Everyone wants to know how best to counter inflation rates and higher prices. Here are some of the most frequently asked questions (FAQs) regarding inflation.

Should I Change How I Invest for Retirement During an Inflationary Period?

To weather an inflationary period, use inflation-protected bonds and choose a portfolio with an expected greater return than your inflation rate.

Can Inflation Be Reversed?

The government can use wage controls, price limits, and a contractionary financial policy to reduce inflation.

How Is Social Security Affected by Inflation?

Social Security payments are indexed for inflation. However, if inflation is high enough, those benefits could reduce in real terms.

The Bottom Line

Inflationary periods are a reality in today’s economy.
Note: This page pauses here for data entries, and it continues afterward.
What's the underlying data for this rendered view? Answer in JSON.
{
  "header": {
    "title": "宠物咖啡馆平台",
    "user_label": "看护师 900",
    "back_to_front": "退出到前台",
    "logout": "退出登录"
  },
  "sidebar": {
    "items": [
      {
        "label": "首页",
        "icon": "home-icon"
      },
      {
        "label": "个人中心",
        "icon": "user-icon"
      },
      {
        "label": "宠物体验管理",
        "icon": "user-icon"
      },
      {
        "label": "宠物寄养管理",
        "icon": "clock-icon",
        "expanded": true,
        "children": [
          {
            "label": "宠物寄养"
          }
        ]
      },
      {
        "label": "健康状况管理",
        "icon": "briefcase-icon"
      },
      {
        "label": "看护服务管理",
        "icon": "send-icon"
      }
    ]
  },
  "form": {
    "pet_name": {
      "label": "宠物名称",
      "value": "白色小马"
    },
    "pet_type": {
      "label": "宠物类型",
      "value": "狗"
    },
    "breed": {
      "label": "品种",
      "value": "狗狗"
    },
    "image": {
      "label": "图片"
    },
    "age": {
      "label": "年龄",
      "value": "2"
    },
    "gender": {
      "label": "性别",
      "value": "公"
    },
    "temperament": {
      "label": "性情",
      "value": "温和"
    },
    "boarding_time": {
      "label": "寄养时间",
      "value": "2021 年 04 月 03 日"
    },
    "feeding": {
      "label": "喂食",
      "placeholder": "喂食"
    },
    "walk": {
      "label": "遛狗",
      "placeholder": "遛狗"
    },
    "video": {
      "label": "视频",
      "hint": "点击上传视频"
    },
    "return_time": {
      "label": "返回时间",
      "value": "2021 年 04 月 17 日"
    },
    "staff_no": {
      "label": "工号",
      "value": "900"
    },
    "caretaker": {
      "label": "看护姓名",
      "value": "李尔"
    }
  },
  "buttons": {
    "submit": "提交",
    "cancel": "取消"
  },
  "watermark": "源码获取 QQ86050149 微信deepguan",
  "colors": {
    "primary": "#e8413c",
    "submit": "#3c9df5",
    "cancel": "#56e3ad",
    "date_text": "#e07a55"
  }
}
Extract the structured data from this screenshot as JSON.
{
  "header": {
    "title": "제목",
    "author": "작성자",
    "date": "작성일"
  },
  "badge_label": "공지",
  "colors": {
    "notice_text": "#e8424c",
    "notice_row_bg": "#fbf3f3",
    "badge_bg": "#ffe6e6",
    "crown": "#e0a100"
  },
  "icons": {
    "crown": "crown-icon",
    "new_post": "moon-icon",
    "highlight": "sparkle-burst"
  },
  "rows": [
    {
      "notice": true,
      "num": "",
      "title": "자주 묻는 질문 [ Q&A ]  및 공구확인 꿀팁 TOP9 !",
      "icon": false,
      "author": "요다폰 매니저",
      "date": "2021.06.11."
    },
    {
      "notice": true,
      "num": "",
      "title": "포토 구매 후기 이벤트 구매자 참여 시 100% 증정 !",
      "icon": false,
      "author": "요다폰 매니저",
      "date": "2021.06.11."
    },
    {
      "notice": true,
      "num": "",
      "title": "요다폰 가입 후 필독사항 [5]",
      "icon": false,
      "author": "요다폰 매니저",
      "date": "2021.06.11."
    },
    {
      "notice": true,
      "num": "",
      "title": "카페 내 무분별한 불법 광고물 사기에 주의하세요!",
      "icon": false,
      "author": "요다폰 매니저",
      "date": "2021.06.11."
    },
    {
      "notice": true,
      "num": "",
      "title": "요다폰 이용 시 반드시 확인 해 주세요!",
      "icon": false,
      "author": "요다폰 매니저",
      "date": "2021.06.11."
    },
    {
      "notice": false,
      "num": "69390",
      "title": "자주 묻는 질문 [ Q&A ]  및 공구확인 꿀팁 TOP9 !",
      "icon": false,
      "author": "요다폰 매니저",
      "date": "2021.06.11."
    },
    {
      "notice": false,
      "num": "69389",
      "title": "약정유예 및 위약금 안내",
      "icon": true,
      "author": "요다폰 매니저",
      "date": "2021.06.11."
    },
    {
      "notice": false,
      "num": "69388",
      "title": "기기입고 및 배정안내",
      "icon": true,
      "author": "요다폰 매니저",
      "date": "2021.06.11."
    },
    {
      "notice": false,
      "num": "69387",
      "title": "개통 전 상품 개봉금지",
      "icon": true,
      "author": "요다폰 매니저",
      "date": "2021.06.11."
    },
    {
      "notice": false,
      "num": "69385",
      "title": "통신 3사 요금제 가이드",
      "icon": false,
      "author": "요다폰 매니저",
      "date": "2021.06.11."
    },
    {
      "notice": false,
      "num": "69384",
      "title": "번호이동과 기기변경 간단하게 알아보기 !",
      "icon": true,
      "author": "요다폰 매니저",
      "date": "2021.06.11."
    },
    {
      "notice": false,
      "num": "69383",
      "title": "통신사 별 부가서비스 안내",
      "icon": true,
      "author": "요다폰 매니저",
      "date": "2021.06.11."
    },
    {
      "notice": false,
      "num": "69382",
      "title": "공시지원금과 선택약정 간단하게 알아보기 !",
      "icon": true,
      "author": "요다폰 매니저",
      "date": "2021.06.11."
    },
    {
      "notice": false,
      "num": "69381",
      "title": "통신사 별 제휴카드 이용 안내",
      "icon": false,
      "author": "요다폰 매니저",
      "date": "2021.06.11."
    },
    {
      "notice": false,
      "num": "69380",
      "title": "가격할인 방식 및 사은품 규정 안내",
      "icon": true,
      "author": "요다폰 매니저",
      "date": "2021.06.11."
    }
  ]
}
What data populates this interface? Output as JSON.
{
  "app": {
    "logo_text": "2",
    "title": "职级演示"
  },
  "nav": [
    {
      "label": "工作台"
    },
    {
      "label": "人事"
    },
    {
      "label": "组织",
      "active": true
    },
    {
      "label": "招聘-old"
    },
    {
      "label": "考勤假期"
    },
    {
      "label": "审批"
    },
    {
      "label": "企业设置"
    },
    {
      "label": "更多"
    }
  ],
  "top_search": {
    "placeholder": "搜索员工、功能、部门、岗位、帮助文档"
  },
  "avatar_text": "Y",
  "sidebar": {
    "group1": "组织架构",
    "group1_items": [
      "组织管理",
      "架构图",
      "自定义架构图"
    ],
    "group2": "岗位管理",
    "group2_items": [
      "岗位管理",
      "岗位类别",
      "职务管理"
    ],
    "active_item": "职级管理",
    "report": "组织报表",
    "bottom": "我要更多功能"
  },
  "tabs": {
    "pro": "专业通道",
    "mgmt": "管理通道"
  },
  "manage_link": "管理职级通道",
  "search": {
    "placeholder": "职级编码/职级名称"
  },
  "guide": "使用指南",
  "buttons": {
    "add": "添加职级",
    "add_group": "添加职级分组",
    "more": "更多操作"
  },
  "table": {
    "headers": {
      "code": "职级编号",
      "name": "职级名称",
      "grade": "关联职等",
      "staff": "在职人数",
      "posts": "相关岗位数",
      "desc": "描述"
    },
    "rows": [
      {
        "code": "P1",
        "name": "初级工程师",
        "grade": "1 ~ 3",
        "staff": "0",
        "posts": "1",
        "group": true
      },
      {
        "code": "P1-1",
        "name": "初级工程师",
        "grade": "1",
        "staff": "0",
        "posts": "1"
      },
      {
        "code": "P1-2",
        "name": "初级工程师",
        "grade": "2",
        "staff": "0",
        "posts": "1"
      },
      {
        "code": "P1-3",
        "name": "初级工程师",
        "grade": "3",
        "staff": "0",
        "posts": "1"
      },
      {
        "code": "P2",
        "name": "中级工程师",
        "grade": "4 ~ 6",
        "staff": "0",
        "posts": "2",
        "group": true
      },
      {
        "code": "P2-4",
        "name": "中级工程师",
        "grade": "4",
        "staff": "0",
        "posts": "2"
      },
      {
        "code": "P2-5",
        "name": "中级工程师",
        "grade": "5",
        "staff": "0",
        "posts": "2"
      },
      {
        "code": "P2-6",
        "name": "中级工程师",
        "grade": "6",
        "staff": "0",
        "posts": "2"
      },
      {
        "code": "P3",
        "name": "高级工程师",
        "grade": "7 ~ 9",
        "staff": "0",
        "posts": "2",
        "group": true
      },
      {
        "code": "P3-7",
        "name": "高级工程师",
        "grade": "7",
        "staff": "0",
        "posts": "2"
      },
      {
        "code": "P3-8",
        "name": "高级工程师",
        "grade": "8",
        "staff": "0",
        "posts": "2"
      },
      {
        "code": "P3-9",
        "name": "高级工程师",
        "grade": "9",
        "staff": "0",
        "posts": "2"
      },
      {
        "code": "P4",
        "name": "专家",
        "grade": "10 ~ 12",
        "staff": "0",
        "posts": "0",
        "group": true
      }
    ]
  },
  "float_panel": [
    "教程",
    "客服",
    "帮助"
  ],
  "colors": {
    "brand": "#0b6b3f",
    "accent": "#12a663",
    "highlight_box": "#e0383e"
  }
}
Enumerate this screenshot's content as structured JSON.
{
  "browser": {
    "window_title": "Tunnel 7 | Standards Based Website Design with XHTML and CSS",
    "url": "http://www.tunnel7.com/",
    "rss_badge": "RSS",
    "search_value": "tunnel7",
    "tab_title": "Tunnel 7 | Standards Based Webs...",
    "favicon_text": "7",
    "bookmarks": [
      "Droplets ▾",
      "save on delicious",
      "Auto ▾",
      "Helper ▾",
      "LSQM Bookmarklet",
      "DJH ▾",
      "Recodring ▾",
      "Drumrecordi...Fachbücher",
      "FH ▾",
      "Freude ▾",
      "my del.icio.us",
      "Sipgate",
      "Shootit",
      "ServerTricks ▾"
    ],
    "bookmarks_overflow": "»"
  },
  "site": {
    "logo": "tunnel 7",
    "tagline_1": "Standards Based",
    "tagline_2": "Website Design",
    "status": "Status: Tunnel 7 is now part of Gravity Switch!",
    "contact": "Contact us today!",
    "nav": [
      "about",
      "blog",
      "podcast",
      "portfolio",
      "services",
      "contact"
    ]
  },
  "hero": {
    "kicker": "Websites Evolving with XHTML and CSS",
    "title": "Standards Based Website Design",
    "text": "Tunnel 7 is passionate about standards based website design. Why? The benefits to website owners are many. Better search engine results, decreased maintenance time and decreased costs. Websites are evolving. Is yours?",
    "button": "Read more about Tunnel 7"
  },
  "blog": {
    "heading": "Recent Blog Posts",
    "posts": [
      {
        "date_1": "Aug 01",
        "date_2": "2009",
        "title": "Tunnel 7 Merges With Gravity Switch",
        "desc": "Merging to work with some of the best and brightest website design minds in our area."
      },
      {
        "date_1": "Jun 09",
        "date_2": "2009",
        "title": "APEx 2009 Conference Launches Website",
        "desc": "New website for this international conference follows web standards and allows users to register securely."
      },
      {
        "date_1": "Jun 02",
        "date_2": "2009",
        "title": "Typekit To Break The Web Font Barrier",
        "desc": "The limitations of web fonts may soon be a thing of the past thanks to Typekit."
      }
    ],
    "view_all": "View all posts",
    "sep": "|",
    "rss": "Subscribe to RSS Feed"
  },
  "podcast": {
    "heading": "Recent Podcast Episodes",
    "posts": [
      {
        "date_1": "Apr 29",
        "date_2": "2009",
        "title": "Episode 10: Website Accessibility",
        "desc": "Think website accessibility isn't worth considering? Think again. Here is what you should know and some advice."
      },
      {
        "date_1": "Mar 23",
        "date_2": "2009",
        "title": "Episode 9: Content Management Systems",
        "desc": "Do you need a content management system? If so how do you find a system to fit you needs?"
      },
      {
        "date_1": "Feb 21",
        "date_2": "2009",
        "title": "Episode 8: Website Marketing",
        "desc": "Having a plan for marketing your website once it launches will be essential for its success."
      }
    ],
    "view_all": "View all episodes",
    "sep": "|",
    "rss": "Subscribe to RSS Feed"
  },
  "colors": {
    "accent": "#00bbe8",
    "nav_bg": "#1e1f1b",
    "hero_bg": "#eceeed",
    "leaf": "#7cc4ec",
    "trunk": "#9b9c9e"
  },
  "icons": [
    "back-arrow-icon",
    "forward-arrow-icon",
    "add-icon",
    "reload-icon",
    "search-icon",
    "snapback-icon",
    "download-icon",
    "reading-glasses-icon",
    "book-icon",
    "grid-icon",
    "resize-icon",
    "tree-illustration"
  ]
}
The first step is understanding that dealing with higher inflation is not just about cutting costs and living frugally. Use these strategies to deal with inflation and stay on track toward your financial goals!